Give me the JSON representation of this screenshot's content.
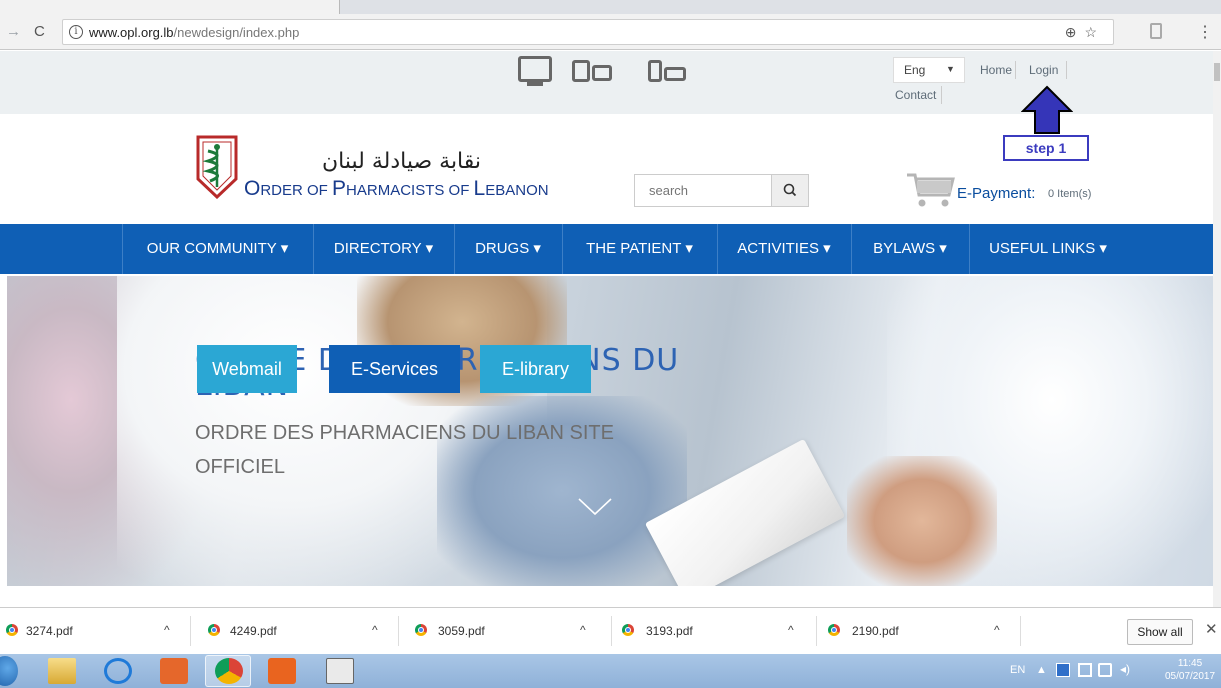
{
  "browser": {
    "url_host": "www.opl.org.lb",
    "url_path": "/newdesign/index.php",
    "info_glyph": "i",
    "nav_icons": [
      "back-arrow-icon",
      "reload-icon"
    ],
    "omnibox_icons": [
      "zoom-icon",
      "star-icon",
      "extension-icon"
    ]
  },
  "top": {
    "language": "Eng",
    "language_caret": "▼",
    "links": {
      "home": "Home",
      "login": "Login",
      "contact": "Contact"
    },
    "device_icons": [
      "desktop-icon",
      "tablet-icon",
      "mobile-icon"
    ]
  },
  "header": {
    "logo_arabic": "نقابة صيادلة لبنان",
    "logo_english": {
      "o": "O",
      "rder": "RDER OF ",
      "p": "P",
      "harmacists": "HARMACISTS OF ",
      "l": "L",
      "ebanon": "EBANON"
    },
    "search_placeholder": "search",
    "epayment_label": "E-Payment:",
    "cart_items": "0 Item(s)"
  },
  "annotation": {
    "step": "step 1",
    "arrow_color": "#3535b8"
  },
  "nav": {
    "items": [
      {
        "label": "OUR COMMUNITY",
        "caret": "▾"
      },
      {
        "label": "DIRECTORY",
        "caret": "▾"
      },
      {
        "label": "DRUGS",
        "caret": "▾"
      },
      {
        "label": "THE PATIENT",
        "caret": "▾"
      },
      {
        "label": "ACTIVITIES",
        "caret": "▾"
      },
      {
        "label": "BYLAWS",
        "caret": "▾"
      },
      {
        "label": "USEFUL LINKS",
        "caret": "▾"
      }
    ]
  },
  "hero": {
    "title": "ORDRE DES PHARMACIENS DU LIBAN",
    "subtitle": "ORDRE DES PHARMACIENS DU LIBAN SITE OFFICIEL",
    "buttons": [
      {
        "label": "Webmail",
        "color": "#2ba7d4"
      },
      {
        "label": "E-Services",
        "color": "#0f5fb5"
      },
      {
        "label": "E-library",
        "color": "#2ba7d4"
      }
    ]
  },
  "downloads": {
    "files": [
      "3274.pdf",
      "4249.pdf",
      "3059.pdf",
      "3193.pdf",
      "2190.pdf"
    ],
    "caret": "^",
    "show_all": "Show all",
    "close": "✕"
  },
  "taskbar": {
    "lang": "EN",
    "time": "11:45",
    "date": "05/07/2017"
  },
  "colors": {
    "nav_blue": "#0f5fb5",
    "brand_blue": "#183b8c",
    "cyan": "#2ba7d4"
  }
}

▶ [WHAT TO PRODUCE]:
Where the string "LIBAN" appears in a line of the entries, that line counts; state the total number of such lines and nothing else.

▶ [SOLVED PROBLEM]:
2